- _Assigned task_: Find every line in the records below that contains "Windows", and copy it.

------ Listed records ------

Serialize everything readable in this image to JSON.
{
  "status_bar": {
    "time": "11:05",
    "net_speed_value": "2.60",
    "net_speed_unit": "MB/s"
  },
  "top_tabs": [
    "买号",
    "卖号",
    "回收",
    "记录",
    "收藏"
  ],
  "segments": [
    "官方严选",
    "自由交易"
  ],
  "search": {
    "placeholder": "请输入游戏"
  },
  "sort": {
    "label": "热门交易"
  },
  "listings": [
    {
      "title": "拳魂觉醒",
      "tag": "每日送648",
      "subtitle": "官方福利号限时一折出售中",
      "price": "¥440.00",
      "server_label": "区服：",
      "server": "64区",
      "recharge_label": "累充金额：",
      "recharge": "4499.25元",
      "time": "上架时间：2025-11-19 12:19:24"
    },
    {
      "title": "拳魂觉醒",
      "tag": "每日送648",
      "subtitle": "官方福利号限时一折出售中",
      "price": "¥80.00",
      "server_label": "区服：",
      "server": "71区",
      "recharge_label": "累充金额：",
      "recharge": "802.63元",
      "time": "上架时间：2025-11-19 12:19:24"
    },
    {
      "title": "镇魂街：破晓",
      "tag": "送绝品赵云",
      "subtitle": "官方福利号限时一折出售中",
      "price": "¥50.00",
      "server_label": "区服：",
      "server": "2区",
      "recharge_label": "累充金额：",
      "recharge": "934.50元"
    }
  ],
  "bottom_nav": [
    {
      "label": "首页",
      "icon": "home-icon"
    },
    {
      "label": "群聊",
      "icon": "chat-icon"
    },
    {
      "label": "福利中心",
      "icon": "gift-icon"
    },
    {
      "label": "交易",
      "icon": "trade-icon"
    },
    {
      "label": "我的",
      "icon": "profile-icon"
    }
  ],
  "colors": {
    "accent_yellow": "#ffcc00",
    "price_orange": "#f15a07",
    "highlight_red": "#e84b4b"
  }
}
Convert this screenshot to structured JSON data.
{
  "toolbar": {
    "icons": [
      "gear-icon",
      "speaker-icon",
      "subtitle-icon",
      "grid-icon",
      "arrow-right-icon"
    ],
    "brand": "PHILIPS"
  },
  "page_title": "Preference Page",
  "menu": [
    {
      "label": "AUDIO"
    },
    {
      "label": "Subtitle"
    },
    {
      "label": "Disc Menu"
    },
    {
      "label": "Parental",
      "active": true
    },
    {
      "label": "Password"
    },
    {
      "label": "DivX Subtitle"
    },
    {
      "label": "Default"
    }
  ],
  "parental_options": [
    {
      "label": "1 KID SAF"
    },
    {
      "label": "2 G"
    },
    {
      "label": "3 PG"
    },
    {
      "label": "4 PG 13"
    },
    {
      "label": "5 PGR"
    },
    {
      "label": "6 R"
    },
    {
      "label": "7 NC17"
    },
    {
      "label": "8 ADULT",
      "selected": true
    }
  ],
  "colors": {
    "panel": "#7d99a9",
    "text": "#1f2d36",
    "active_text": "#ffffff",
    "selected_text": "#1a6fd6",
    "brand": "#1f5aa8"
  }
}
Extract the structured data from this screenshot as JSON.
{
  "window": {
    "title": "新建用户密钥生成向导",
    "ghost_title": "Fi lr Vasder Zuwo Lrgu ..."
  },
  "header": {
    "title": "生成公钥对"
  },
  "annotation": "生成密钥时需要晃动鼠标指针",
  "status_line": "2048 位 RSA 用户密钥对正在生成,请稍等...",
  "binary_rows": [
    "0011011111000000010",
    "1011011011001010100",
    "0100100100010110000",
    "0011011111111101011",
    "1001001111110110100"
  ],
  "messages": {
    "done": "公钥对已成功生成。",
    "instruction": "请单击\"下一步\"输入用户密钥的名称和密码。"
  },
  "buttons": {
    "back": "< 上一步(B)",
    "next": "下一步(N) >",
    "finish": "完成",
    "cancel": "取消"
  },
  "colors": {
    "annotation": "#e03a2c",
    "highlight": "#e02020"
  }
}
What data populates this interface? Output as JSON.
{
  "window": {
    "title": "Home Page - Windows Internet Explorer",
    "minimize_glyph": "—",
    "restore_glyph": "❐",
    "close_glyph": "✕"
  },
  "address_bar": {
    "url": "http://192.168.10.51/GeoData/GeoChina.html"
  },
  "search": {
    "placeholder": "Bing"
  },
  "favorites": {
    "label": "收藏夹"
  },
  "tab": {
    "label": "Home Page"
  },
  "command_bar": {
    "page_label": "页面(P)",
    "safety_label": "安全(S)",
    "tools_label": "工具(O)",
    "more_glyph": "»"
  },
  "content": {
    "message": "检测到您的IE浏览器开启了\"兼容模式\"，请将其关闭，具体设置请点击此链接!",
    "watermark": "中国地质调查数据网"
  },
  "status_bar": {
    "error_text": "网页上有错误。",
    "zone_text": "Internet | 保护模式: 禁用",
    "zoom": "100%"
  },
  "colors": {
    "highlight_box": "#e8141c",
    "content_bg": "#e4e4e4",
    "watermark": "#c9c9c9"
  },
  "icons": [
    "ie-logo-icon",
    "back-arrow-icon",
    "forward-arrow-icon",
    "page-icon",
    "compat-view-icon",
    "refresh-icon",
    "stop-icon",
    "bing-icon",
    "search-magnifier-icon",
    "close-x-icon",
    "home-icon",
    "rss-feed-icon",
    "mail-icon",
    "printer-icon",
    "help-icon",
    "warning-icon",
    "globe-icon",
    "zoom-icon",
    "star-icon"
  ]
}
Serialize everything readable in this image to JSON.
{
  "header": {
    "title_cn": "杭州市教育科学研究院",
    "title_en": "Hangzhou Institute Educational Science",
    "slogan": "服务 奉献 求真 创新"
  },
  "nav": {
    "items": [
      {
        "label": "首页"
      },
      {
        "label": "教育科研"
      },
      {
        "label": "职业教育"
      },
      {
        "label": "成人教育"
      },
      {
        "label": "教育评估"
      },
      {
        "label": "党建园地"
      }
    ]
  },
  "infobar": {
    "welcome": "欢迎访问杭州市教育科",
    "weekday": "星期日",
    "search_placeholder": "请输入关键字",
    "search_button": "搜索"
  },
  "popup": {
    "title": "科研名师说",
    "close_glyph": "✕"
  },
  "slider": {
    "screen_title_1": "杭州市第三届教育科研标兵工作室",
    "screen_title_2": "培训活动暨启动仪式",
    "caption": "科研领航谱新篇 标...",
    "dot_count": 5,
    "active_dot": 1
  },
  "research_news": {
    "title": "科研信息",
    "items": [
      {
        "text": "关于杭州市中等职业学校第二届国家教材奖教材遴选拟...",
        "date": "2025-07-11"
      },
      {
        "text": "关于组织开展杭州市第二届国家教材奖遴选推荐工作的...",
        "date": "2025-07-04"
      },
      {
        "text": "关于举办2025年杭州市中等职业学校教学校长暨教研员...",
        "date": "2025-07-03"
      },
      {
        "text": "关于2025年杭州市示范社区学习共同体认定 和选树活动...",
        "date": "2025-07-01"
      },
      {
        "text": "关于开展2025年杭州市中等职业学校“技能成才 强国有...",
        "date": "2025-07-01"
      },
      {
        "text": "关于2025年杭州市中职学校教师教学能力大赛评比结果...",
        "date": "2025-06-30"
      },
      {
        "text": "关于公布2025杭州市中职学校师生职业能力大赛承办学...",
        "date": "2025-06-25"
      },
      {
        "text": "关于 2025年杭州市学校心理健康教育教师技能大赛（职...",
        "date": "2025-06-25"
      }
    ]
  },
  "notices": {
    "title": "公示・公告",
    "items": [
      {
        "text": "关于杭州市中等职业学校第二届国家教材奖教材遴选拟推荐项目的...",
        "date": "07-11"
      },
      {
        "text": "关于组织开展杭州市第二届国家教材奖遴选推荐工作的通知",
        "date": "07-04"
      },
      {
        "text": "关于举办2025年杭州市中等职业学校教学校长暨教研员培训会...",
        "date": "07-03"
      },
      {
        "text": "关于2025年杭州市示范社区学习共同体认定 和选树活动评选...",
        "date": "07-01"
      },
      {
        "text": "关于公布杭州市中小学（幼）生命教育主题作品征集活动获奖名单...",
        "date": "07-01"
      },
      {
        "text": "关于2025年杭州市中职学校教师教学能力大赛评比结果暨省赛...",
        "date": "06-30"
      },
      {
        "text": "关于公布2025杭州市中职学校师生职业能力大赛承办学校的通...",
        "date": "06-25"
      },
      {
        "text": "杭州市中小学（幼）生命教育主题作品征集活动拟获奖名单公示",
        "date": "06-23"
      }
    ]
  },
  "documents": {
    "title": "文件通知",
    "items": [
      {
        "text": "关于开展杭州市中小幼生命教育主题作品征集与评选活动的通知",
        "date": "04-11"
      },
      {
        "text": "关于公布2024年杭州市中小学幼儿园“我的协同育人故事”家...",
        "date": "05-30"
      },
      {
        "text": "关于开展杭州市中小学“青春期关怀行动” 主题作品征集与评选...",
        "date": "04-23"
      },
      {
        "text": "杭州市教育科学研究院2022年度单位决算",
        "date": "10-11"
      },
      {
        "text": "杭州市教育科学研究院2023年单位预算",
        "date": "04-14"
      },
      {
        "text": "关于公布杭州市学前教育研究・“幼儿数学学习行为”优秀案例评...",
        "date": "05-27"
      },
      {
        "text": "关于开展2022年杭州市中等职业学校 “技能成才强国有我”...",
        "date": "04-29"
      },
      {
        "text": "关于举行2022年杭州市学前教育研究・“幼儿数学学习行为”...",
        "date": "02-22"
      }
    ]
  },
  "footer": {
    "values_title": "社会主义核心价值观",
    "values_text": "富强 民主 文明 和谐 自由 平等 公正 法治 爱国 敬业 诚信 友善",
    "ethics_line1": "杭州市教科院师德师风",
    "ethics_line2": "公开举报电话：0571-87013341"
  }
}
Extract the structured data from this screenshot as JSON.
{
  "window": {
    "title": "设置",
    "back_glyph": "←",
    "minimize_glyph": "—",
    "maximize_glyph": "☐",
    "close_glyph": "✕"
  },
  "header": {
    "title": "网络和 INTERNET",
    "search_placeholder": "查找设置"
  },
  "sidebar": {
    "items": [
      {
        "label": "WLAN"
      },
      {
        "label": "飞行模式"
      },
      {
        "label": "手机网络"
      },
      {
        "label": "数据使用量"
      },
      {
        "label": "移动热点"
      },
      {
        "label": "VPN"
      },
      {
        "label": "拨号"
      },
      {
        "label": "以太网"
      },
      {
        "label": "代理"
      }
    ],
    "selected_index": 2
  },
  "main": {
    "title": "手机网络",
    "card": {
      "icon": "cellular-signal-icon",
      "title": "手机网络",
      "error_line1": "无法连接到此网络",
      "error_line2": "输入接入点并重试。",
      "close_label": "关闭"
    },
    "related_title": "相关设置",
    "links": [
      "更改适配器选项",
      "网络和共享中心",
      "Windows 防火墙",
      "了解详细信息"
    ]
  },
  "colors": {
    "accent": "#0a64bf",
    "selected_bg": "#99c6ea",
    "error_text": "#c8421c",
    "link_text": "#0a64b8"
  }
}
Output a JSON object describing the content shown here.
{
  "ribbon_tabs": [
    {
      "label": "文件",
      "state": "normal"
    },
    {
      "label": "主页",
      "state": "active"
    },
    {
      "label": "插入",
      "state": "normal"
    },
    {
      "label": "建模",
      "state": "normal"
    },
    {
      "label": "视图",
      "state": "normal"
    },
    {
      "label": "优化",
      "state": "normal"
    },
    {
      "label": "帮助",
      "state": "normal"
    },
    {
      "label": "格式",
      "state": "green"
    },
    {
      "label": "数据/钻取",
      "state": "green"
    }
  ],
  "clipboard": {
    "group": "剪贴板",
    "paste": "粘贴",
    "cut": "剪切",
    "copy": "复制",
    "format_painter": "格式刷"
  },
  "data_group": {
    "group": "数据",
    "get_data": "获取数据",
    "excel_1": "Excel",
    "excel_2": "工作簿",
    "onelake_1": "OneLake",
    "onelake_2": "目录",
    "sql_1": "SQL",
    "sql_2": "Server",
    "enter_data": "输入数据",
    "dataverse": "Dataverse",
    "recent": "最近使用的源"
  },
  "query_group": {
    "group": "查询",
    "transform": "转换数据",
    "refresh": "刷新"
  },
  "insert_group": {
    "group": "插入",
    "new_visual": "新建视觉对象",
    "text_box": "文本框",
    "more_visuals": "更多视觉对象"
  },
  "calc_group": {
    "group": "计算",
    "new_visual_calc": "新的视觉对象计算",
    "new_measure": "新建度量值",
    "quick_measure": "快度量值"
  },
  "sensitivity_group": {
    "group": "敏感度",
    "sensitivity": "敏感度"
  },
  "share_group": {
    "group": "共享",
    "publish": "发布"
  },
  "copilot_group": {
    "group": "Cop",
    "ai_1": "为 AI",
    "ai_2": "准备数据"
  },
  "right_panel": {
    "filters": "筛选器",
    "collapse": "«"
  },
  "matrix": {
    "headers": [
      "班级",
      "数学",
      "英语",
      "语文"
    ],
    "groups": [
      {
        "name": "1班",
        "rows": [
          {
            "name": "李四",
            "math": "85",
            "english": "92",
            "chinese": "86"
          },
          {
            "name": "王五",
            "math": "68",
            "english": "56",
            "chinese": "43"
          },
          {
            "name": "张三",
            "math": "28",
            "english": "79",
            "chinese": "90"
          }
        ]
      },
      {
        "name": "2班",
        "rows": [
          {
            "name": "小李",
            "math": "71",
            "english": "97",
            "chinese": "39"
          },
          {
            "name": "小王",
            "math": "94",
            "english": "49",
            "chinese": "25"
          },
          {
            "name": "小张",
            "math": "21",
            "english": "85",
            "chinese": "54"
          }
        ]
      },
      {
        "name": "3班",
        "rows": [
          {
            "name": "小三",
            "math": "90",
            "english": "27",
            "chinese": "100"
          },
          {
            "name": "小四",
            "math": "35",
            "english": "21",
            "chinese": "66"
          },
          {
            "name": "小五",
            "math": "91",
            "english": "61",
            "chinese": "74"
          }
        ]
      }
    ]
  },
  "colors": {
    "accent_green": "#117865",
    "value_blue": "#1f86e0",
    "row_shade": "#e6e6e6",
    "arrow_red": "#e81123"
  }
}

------

- _Solution_:
    "title": "Home Page - Windows Internet Explorer",
      "Windows 防火墙",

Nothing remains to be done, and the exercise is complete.